While going through my old exercise books, I’ve been struck by the message that was coming through from my teachers. Innocent enough perhaps but with lasting effects that don’t necessarily serve you well in a world where risk taking, entrepreneurship, and creativity can take you further than keeping your head down and working sensibly…
Good girl, Anna
The desire (need?) to be a “good girl”, to please my teachers, to not disappoint, is deeply rooted in my DNA. That’s not to say I’ve never been naughty (shh!) but I’ve always had that deep fear of getting caught. Fundamentally, I still seek approval. I want that gold star, confirmation that I’ve done the right thing, the “good girl, Anna”.
Life can be pretty stressful when you’re constantly looking for outside approval, relying on others to build your self-esteem.
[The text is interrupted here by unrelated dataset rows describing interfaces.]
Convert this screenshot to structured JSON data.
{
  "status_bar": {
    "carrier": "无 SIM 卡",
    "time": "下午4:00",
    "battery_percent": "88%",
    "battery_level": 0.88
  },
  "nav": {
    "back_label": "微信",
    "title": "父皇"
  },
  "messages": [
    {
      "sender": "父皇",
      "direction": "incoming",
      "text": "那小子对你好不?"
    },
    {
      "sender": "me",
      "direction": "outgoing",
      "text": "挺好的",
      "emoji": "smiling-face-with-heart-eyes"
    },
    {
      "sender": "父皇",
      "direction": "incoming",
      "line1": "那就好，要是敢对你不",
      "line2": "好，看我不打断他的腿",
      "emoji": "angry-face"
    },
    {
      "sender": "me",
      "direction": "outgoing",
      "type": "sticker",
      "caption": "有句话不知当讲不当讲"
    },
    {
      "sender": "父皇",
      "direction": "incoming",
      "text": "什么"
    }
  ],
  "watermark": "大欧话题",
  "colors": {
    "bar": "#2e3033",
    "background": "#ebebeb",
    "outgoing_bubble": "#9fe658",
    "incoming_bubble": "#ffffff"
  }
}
At some point, you need to have the confidence to say: I know this is right, I’ve done my best, I’ve done a good job.
To achieve that “good girl” stamp of approval, you must always be careful. Sensible. Follow the instructions, do as you’re told, don’t be too creative.
But sometimes it’s good to be a bit silly. A bit far-fetched. Here’s to the crazy ones and all that…
Get it right the first time
You mustn’t cross out! No mistakes! Think before you write!
Yes, thinking before you write, or act, seems to be quite sound advice. But too much thinking and planning can be paralysing. Sometimes you need to try, and fail. Remember that quote about Edison finding 10,000 ways that won’t work? Mistakes can be good, as long as we learn from them.
Keep it tidy
Getting all the answers right is simply not good enough. You must be neat. Underline once only. Where is your pen? Use pencil for maths. Use a ruler to cross out…
Ai ai ai. If a cluttered desk is a sign of a cluttered mind, of what, then, is an empty desk a sign? There must be space for creativity, for drawing outside the lines, for adding a bit of colour.
You must live up to our expectations
While it may be flattering that teachers expect good things from you, it’s hardly helpful. If you succeed, well, that’s to be expected. If you fail, you’ve disappointed. That’s a pretty unbalanced equation and all you can do is keep running to try to keep up.
Setting your expectations high can be inspiring, pushing you to achieve more than you ever thought was possible – shoot for the stars and at least you’ll land in the treetops… But if you do land in the stars, then you’d better recognise that that’s pretty damn amazing. And if you land in the treetops, that’s pretty amazing too.
Do any of these ring a bell for you? How do you think the teacher’s treatment of you and your work affects you still today? Are you held back by the Good Girl Syndrome? I’d love to hear about your experiences…